Security is the freedom from risk or danger.
The need for safety is fundamental to human nature and applies to most of our lives, including our time at home and at work. An unfortunate side effect of rapidly growing Internet use is that the safety of both our personal and professional lives is at risk. Internet usage includes individuals posting personal information to online stores, businesses doing millions of dollars in transactions over the Web, and networks of web services enabling business-to-business transactions.
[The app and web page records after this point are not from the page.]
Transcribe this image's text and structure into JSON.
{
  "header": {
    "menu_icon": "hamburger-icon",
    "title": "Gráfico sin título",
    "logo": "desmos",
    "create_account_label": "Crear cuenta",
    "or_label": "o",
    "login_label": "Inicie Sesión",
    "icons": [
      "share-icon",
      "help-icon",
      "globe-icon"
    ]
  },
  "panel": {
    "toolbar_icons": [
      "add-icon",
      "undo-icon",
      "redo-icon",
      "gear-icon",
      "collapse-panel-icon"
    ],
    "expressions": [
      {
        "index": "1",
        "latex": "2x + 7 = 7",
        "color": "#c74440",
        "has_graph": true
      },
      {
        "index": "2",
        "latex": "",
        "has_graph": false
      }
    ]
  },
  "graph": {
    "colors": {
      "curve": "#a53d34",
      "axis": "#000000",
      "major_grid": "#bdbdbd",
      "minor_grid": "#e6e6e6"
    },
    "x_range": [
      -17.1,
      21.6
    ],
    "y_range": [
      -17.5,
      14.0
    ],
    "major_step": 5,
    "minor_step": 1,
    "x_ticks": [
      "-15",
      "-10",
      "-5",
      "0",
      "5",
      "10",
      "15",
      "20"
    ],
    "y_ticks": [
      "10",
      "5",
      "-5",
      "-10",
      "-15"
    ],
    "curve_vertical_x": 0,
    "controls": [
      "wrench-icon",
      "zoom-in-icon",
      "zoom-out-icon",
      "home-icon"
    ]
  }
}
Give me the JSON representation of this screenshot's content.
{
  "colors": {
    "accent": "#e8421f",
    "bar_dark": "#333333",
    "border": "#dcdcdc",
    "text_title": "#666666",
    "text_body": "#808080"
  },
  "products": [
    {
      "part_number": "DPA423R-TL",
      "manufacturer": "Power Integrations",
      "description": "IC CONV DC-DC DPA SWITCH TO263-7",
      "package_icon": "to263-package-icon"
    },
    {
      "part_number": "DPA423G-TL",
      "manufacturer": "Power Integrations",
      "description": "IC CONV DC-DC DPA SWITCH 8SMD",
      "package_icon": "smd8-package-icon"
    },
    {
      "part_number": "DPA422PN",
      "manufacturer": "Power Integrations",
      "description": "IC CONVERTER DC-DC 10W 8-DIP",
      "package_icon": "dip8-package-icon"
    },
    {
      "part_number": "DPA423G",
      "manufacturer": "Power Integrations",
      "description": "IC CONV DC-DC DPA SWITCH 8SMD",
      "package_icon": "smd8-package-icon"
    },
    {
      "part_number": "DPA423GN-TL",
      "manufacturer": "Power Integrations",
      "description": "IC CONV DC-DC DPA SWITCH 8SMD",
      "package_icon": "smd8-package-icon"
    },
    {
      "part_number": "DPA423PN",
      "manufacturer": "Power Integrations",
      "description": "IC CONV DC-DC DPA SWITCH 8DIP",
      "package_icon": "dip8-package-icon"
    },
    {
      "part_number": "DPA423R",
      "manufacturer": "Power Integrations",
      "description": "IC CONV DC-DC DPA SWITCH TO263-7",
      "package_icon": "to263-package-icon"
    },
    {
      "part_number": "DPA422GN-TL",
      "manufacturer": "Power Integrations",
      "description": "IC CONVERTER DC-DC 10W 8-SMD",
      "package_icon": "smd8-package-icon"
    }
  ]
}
The more the world becomes connected, the more security is an issue. There is no doubt that the most critical pieces in the Internet security puzzle are the actual web servers themselves, which interact directly with the masses of Internet users, exchange data, perform financial transactions, and more. For PHP, the most popular web development language, security is crucial. Recently, there have been numerous security alerts around PHP. But, in fact, the majority of them are not a result of flaws in PHP itself, but are due to improper and insecure uses of PHP by application developers. Unlike in the Java or .NET space, the PHP community releases dozens of PHP applications to the open source community. Such applications include content management systems, e-commerce systems, and forums, to name a few. Unfortunately for PHP, many projects actually use the word "PHP" in their name. This causes security bugs in those applications to be confused mistakenly with the PHP technology itself, hurting the perception of PHP in the marketplace.
As mentioned, most of these security problems are on the application level and are a result of developers writing insecure PHP code. Making sure that all PHP developers are up-to-speed with security practices is a hard task. Until now, there has been a lack of materials and no simple rules for dos and don'ts, which has resulted in many insecure PHP applications being built. Chris Shiflett, the author of this book, has dedicated his career to improving PHP application-level security. He contributes many hours consulting with companies and writing articles. Just recently, he formed the PHP Security Consortiuma group of volunteers who help to educate the PHP community about how to write secure code.
With Essential PHP Security, Chris brings long-needed security guidelines to PHP developers everywhere. I am confident that the content in this book will be an asset to your development teams, and it should be an integral part of the knowledge any PHP development team has. Most of the topics in this book apply not only to PHP, but also to all other web development languages that face similar security threats. Whether you use PHP or a different technology, the subjects covered in this book will be relevant to you, although the specific solutions for the problems might differ slightly in some cases.
Happy and Secure PHPing.